> **WHAT IS NEEDED**
Repeat the records in full, exactly.

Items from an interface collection
*** Begin section ***

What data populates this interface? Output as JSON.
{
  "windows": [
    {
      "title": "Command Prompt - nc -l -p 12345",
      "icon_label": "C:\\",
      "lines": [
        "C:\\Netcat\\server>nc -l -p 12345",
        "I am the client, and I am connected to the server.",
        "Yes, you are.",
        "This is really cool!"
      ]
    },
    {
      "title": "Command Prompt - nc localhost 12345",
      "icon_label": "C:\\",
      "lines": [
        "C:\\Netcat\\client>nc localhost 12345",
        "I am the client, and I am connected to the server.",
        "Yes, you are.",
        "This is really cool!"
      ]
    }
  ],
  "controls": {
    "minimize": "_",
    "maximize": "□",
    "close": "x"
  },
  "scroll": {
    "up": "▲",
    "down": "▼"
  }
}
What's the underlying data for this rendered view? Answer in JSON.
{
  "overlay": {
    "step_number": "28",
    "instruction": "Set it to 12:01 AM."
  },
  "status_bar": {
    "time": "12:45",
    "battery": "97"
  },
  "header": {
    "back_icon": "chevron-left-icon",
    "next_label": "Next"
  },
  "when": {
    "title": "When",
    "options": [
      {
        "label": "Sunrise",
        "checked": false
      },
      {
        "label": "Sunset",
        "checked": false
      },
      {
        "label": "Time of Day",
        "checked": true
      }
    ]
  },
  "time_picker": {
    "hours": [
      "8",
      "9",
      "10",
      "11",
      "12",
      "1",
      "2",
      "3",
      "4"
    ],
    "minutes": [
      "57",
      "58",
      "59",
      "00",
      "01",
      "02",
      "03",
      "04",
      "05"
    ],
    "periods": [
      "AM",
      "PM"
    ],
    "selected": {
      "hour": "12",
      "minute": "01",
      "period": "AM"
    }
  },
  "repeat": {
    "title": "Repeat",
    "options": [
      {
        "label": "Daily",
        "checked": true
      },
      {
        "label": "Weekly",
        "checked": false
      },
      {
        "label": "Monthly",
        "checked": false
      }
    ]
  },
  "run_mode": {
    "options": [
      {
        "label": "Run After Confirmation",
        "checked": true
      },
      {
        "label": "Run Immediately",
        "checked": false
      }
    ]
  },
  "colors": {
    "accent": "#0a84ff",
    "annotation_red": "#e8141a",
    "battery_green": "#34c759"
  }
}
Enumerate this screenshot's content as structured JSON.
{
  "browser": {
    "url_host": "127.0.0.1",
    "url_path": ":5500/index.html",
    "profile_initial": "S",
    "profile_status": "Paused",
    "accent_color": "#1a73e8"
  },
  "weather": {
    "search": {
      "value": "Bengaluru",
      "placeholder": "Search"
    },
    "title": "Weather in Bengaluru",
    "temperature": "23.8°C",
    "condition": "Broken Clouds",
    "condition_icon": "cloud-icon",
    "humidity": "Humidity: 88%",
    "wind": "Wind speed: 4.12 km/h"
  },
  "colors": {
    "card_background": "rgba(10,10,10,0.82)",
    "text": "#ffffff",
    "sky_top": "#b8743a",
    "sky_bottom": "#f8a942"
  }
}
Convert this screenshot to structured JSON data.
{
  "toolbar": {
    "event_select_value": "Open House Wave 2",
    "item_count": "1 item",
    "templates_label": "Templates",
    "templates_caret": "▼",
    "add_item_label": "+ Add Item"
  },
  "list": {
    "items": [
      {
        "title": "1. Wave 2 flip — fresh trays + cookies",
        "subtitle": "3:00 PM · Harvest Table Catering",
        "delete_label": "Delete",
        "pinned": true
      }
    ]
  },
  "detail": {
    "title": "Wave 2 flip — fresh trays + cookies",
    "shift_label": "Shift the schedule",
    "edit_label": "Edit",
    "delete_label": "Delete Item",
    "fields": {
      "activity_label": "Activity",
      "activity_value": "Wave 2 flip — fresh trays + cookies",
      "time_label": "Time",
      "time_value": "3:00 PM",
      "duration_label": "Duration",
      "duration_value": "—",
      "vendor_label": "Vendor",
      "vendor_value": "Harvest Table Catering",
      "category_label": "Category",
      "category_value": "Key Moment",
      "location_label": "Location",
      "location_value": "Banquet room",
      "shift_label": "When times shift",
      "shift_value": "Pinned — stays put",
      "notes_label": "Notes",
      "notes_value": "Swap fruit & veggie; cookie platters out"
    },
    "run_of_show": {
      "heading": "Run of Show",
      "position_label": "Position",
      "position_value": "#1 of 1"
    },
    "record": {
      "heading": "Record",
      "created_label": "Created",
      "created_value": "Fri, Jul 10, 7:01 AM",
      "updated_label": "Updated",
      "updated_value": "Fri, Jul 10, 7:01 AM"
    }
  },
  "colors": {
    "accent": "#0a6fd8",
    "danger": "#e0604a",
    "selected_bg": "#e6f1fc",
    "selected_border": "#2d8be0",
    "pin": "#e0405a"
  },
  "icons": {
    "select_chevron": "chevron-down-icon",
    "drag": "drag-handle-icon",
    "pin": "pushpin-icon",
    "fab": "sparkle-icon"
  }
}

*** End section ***

> **RESULT OF THE TASK**
What data populates this interface? Output as JSON.
{
  "windows": [
    {
      "title": "Command Prompt - nc -l -p 12345",
      "icon_label": "C:\\",
      "lines": [
        "C:\\Netcat\\server>nc -l -p 12345",
        "I am the client, and I am connected to the server.",
        "Yes, you are.",
        "This is really cool!"
      ]
    },
    {
      "title": "Command Prompt - nc localhost 12345",
      "icon_label": "C:\\",
      "lines": [
        "C:\\Netcat\\client>nc localhost 12345",
        "I am the client, and I am connected to the server.",
        "Yes, you are.",
        "This is really cool!"
      ]
    }
  ],
  "controls": {
    "minimize": "_",
    "maximize": "□",
    "close": "x"
  },
  "scroll": {
    "up": "▲",
    "down": "▼"
  }
}
What's the underlying data for this rendered view? Answer in JSON.
{
  "overlay": {
    "step_number": "28",
    "instruction": "Set it to 12:01 AM."
  },
  "status_bar": {
    "time": "12:45",
    "battery": "97"
  },
  "header": {
    "back_icon": "chevron-left-icon",
    "next_label": "Next"
  },
  "when": {
    "title": "When",
    "options": [
      {
        "label": "Sunrise",
        "checked": false
      },
      {
        "label": "Sunset",
        "checked": false
      },
      {
        "label": "Time of Day",
        "checked": true
      }
    ]
  },
  "time_picker": {
    "hours": [
      "8",
      "9",
      "10",
      "11",
      "12",
      "1",
      "2",
      "3",
      "4"
    ],
    "minutes": [
      "57",
      "58",
      "59",
      "00",
      "01",
      "02",
      "03",
      "04",
      "05"
    ],
    "periods": [
      "AM",
      "PM"
    ],
    "selected": {
      "hour": "12",
      "minute": "01",
      "period": "AM"
    }
  },
  "repeat": {
    "title": "Repeat",
    "options": [
      {
        "label": "Daily",
        "checked": true
      },
      {
        "label": "Weekly",
        "checked": false
      },
      {
        "label": "Monthly",
        "checked": false
      }
    ]
  },
  "run_mode": {
    "options": [
      {
        "label": "Run After Confirmation",
        "checked": true
      },
      {
        "label": "Run Immediately",
        "checked": false
      }
    ]
  },
  "colors": {
    "accent": "#0a84ff",
    "annotation_red": "#e8141a",
    "battery_green": "#34c759"
  }
}
Enumerate this screenshot's content as structured JSON.
{
  "browser": {
    "url_host": "127.0.0.1",
    "url_path": ":5500/index.html",
    "profile_initial": "S",
    "profile_status": "Paused",
    "accent_color": "#1a73e8"
  },
  "weather": {
    "search": {
      "value": "Bengaluru",
      "placeholder": "Search"
    },
    "title": "Weather in Bengaluru",
    "temperature": "23.8°C",
    "condition": "Broken Clouds",
    "condition_icon": "cloud-icon",
    "humidity": "Humidity: 88%",
    "wind": "Wind speed: 4.12 km/h"
  },
  "colors": {
    "card_background": "rgba(10,10,10,0.82)",
    "text": "#ffffff",
    "sky_top": "#b8743a",
    "sky_bottom": "#f8a942"
  }
}
Convert this screenshot to structured JSON data.
{
  "toolbar": {
    "event_select_value": "Open House Wave 2",
    "item_count": "1 item",
    "templates_label": "Templates",
    "templates_caret": "▼",
    "add_item_label": "+ Add Item"
  },
  "list": {
    "items": [
      {
        "title": "1. Wave 2 flip — fresh trays + cookies",
        "subtitle": "3:00 PM · Harvest Table Catering",
        "delete_label": "Delete",
        "pinned": true
      }
    ]
  },
  "detail": {
    "title": "Wave 2 flip — fresh trays + cookies",
    "shift_label": "Shift the schedule",
    "edit_label": "Edit",
    "delete_label": "Delete Item",
    "fields": {
      "activity_label": "Activity",
      "activity_value": "Wave 2 flip — fresh trays + cookies",
      "time_label": "Time",
      "time_value": "3:00 PM",
      "duration_label": "Duration",
      "duration_value": "—",
      "vendor_label": "Vendor",
      "vendor_value": "Harvest Table Catering",
      "category_label": "Category",
      "category_value": "Key Moment",
      "location_label": "Location",
      "location_value": "Banquet room",
      "shift_label": "When times shift",
      "shift_value": "Pinned — stays put",
      "notes_label": "Notes",
      "notes_value": "Swap fruit & veggie; cookie platters out"
    },
    "run_of_show": {
      "heading": "Run of Show",
      "position_label": "Position",
      "position_value": "#1 of 1"
    },
    "record": {
      "heading": "Record",
      "created_label": "Created",
      "created_value": "Fri, Jul 10, 7:01 AM",
      "updated_label": "Updated",
      "updated_value": "Fri, Jul 10, 7:01 AM"
    }
  },
  "colors": {
    "accent": "#0a6fd8",
    "danger": "#e0604a",
    "selected_bg": "#e6f1fc",
    "selected_border": "#2d8be0",
    "pin": "#e0405a"
  },
  "icons": {
    "select_chevron": "chevron-down-icon",
    "drag": "drag-handle-icon",
    "pin": "pushpin-icon",
    "fab": "sparkle-icon"
  }
}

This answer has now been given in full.